> [ABOUT THIS EXERCISE] Search the entries below for "Этот" and copy each matching line.

> [AVAILABLE DATA]
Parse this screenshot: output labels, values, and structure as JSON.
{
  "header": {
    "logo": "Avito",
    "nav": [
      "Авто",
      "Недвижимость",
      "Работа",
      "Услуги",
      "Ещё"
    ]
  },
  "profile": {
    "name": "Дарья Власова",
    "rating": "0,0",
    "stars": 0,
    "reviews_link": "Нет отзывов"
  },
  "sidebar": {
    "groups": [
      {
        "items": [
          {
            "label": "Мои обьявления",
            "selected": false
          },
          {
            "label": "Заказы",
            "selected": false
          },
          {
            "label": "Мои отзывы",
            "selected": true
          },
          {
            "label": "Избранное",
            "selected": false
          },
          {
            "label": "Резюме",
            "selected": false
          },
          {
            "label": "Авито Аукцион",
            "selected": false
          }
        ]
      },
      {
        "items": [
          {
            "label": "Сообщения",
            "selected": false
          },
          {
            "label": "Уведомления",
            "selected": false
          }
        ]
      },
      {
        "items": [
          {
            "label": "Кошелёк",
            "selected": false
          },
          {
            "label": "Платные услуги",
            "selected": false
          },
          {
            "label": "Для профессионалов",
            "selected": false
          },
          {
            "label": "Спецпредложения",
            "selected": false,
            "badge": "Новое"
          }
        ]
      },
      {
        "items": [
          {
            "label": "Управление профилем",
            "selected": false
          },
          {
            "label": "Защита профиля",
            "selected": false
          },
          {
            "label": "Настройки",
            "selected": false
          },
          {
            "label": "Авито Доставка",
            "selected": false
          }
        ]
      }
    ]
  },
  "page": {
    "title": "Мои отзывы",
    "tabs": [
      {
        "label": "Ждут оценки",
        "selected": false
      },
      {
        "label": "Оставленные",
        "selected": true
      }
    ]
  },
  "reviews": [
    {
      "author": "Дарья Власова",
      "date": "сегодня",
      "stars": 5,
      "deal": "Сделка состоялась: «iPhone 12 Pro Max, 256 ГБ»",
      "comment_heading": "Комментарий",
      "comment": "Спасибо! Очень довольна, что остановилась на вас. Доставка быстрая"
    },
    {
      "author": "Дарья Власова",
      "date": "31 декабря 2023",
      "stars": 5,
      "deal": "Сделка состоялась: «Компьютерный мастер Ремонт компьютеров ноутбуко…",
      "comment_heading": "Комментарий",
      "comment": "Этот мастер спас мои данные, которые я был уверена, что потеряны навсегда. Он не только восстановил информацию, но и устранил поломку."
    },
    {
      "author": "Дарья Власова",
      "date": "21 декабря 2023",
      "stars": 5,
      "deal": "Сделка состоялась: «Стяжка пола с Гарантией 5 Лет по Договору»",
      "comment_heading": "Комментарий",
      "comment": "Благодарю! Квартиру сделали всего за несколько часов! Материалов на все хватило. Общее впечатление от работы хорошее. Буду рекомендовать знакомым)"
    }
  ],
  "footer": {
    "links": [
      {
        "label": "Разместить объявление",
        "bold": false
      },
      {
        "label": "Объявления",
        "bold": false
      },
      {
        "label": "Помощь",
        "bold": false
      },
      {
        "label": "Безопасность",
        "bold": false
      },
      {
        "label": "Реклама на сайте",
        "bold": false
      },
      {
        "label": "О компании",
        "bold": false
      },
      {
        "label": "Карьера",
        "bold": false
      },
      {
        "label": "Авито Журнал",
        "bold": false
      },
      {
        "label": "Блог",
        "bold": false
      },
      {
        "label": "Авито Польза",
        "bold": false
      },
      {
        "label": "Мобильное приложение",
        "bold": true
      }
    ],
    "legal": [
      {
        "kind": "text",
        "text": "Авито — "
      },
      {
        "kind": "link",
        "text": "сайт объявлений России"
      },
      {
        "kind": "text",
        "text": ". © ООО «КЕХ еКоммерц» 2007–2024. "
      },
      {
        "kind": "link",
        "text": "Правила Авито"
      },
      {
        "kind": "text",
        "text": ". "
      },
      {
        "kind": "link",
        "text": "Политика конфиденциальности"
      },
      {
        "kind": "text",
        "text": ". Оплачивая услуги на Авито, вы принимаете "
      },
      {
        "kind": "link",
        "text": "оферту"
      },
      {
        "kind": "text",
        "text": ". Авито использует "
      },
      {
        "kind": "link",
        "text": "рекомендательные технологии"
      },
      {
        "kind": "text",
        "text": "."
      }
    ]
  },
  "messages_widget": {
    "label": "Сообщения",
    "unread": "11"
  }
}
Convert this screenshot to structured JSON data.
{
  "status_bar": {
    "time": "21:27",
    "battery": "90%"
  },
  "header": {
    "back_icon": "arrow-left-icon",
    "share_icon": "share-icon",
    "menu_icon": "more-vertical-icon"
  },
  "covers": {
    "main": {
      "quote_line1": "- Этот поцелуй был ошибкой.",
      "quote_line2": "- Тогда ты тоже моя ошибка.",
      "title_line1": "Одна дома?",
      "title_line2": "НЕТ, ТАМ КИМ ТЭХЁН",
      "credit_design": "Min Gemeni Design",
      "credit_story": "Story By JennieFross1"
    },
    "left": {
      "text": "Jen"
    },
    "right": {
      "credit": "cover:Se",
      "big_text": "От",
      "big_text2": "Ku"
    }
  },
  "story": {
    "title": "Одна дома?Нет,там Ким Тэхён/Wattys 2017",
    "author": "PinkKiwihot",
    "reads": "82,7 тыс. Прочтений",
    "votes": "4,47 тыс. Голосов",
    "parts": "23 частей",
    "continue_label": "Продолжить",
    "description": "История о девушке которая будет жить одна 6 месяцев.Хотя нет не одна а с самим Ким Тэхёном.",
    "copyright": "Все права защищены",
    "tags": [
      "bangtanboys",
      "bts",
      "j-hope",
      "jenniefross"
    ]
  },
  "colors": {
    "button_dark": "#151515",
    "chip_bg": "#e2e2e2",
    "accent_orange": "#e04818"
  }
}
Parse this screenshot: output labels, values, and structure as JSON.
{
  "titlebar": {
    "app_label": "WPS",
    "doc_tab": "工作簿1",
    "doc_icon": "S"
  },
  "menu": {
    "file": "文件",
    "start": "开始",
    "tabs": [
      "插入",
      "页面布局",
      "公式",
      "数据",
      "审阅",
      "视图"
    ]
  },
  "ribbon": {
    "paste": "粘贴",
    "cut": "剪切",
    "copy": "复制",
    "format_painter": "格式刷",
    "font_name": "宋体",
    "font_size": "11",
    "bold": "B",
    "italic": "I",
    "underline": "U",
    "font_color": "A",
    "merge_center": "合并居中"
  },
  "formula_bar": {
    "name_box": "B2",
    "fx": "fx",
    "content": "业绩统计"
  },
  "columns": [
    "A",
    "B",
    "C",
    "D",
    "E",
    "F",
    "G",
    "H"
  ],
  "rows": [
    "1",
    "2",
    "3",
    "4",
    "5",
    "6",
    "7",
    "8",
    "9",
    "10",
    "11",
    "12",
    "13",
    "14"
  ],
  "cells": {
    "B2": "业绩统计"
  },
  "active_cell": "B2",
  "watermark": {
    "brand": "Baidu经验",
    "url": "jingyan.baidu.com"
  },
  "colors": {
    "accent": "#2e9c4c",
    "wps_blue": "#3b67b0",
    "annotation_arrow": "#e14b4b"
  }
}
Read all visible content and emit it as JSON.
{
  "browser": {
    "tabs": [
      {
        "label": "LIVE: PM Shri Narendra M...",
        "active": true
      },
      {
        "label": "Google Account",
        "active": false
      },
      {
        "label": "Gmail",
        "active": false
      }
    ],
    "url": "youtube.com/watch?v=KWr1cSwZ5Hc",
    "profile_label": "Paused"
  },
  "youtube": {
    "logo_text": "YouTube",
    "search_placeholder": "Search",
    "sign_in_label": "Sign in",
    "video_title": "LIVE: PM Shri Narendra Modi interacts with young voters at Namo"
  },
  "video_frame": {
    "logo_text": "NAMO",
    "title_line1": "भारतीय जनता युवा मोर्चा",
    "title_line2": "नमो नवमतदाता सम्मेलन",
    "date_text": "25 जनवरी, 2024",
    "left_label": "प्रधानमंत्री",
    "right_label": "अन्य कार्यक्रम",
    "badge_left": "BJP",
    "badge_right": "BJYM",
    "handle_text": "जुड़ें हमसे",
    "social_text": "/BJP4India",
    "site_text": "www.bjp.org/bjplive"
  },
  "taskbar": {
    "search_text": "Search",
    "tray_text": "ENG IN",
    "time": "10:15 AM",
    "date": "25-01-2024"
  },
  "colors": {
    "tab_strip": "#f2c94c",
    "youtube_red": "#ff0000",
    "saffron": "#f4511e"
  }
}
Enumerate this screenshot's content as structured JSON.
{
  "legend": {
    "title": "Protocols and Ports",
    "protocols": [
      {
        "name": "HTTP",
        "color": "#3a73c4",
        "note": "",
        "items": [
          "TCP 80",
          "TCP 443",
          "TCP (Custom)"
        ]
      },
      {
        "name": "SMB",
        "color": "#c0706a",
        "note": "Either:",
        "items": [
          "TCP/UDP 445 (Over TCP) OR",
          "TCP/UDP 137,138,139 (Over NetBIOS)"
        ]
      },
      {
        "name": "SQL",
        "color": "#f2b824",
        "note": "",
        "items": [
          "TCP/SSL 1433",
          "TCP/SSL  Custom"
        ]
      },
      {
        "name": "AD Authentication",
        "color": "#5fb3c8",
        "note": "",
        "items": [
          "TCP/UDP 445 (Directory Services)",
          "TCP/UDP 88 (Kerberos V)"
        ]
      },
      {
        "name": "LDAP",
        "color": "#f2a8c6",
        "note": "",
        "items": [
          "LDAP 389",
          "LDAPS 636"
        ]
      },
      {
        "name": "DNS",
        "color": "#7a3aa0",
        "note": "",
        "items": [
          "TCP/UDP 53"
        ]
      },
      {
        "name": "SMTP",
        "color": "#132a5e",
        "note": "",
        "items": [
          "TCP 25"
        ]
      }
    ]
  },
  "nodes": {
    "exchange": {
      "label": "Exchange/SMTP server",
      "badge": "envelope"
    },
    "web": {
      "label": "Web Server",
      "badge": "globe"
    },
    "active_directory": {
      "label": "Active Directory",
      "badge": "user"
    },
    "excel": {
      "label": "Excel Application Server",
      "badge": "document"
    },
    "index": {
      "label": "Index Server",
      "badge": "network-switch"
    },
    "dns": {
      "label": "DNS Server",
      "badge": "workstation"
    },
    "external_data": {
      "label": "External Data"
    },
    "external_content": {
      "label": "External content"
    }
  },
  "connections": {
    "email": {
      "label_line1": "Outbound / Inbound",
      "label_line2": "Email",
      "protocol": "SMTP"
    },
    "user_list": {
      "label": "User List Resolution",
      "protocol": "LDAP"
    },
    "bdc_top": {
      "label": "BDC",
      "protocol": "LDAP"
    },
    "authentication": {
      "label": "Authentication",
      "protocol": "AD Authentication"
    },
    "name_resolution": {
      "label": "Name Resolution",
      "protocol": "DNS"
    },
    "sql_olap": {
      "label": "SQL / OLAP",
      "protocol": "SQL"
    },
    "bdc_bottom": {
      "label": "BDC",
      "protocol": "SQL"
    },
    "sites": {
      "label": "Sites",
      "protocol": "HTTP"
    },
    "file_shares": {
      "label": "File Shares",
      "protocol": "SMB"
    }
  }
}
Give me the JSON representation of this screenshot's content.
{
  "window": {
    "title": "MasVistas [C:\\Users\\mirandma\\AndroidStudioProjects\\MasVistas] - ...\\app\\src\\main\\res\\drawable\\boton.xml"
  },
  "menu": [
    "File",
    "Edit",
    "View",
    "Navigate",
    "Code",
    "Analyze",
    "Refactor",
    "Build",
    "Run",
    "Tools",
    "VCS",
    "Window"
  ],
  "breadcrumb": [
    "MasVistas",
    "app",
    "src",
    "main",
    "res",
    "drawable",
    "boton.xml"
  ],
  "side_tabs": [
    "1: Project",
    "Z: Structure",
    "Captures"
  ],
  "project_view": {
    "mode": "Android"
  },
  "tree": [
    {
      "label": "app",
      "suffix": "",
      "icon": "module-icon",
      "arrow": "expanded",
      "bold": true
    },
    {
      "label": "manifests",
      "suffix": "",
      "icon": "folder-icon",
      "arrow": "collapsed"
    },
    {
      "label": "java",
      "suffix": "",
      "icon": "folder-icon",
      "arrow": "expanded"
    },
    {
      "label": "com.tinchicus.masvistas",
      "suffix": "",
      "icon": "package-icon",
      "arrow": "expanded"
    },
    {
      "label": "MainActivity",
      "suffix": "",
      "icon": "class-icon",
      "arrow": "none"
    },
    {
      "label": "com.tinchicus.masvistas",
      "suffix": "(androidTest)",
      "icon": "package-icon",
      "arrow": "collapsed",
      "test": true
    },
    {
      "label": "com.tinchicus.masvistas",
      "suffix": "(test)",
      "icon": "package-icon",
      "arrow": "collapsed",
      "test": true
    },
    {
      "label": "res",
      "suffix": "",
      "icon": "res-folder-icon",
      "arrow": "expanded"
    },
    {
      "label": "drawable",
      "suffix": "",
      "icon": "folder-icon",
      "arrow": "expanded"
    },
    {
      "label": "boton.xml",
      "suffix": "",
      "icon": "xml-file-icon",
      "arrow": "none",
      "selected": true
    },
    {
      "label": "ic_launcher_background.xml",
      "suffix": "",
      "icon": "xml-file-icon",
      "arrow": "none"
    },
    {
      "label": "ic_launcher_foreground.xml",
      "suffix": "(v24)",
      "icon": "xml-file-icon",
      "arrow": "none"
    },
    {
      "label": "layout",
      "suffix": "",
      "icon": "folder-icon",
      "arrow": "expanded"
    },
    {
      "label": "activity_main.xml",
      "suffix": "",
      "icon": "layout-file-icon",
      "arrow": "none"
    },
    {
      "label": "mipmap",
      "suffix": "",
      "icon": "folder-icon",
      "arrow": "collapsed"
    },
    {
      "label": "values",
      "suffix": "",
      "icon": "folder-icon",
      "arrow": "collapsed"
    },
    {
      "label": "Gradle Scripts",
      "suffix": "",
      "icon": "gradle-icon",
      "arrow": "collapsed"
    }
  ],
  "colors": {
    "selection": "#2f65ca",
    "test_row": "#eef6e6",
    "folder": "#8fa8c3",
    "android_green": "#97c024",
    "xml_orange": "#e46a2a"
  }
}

> [TASK SOLUTION]
      "comment": "Этот мастер спас мои данные, которые я был уверена, что потеряны навсегда. Он не только восстановил информацию, но и устранил поломку."
      "quote_line1": "- Этот поцелуй был ошибкой.",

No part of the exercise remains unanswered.